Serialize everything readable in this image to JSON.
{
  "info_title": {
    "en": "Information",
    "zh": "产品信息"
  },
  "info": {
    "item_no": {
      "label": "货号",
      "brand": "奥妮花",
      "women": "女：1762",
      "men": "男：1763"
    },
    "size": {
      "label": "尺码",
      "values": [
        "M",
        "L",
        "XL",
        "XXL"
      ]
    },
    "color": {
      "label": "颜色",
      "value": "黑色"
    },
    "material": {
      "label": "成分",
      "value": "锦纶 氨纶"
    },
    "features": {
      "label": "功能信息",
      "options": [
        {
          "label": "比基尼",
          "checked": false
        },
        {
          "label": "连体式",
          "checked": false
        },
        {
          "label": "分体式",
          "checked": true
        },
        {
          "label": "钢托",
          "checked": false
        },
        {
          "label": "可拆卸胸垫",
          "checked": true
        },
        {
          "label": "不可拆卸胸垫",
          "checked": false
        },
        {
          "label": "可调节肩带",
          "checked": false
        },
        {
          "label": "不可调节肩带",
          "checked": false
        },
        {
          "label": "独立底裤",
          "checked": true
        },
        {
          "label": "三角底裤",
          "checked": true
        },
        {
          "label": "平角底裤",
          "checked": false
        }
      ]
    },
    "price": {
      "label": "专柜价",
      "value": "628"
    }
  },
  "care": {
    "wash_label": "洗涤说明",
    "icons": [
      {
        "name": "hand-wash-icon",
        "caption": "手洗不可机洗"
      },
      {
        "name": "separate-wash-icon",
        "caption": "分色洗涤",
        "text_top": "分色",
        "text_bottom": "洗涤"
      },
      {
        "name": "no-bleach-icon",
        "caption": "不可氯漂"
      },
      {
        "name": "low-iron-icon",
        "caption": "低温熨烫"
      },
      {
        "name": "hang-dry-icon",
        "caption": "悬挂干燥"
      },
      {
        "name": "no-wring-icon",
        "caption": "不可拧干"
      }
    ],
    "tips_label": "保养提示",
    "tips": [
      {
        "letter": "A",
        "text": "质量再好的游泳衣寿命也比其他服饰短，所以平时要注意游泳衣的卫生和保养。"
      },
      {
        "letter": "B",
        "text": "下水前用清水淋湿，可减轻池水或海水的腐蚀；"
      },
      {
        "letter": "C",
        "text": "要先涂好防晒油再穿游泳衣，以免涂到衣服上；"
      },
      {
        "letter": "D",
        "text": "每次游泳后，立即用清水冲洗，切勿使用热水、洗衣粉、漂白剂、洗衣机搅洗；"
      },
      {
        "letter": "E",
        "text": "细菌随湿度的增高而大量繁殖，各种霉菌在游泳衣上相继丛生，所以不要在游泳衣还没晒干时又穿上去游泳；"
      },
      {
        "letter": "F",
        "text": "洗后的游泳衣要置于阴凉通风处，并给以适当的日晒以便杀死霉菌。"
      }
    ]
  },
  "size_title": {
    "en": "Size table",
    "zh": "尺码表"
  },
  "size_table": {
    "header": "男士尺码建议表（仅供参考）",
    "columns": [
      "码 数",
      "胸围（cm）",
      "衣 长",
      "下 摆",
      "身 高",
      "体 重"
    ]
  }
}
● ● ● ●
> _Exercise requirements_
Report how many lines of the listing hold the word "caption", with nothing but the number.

> _Result of this task_
6